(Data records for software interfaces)
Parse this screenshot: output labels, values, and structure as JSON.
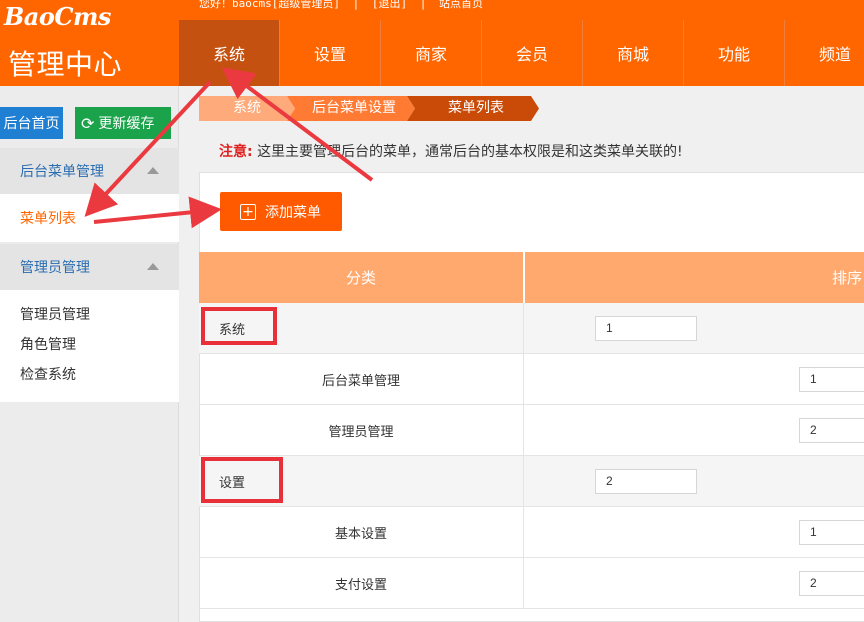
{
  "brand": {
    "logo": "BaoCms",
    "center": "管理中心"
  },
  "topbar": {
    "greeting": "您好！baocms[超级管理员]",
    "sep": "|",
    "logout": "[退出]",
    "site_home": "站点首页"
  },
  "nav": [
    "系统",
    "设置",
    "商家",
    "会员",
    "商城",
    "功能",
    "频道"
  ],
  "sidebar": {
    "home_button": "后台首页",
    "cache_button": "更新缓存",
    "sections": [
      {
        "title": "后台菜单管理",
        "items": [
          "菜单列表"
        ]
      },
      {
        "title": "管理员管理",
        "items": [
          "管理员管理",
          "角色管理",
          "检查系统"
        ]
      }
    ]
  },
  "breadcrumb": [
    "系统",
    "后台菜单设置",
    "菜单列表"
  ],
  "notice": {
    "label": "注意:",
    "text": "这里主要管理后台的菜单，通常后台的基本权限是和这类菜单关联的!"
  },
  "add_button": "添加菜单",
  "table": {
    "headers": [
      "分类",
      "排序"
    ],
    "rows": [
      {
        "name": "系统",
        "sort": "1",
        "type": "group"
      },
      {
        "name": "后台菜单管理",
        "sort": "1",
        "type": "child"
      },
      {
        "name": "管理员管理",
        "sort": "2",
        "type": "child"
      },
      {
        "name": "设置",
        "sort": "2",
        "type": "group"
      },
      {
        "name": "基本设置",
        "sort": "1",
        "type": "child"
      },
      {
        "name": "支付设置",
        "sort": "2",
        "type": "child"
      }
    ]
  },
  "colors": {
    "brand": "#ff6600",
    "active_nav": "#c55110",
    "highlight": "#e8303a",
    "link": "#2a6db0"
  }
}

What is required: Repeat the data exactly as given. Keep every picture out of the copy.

Solution to this task:
Parse this screenshot: output labels, values, and structure as JSON.
{
  "brand": {
    "logo": "BaoCms",
    "center": "管理中心"
  },
  "topbar": {
    "greeting": "您好！baocms[超级管理员]",
    "sep": "|",
    "logout": "[退出]",
    "site_home": "站点首页"
  },
  "nav": [
    "系统",
    "设置",
    "商家",
    "会员",
    "商城",
    "功能",
    "频道"
  ],
  "sidebar": {
    "home_button": "后台首页",
    "cache_button": "更新缓存",
    "sections": [
      {
        "title": "后台菜单管理",
        "items": [
          "菜单列表"
        ]
      },
      {
        "title": "管理员管理",
        "items": [
          "管理员管理",
          "角色管理",
          "检查系统"
        ]
      }
    ]
  },
  "breadcrumb": [
    "系统",
    "后台菜单设置",
    "菜单列表"
  ],
  "notice": {
    "label": "注意:",
    "text": "这里主要管理后台的菜单，通常后台的基本权限是和这类菜单关联的!"
  },
  "add_button": "添加菜单",
  "table": {
    "headers": [
      "分类",
      "排序"
    ],
    "rows": [
      {
        "name": "系统",
        "sort": "1",
        "type": "group"
      },
      {
        "name": "后台菜单管理",
        "sort": "1",
        "type": "child"
      },
      {
        "name": "管理员管理",
        "sort": "2",
        "type": "child"
      },
      {
        "name": "设置",
        "sort": "2",
        "type": "group"
      },
      {
        "name": "基本设置",
        "sort": "1",
        "type": "child"
      },
      {
        "name": "支付设置",
        "sort": "2",
        "type": "child"
      }
    ]
  },
  "colors": {
    "brand": "#ff6600",
    "active_nav": "#c55110",
    "highlight": "#e8303a",
    "link": "#2a6db0"
  }
}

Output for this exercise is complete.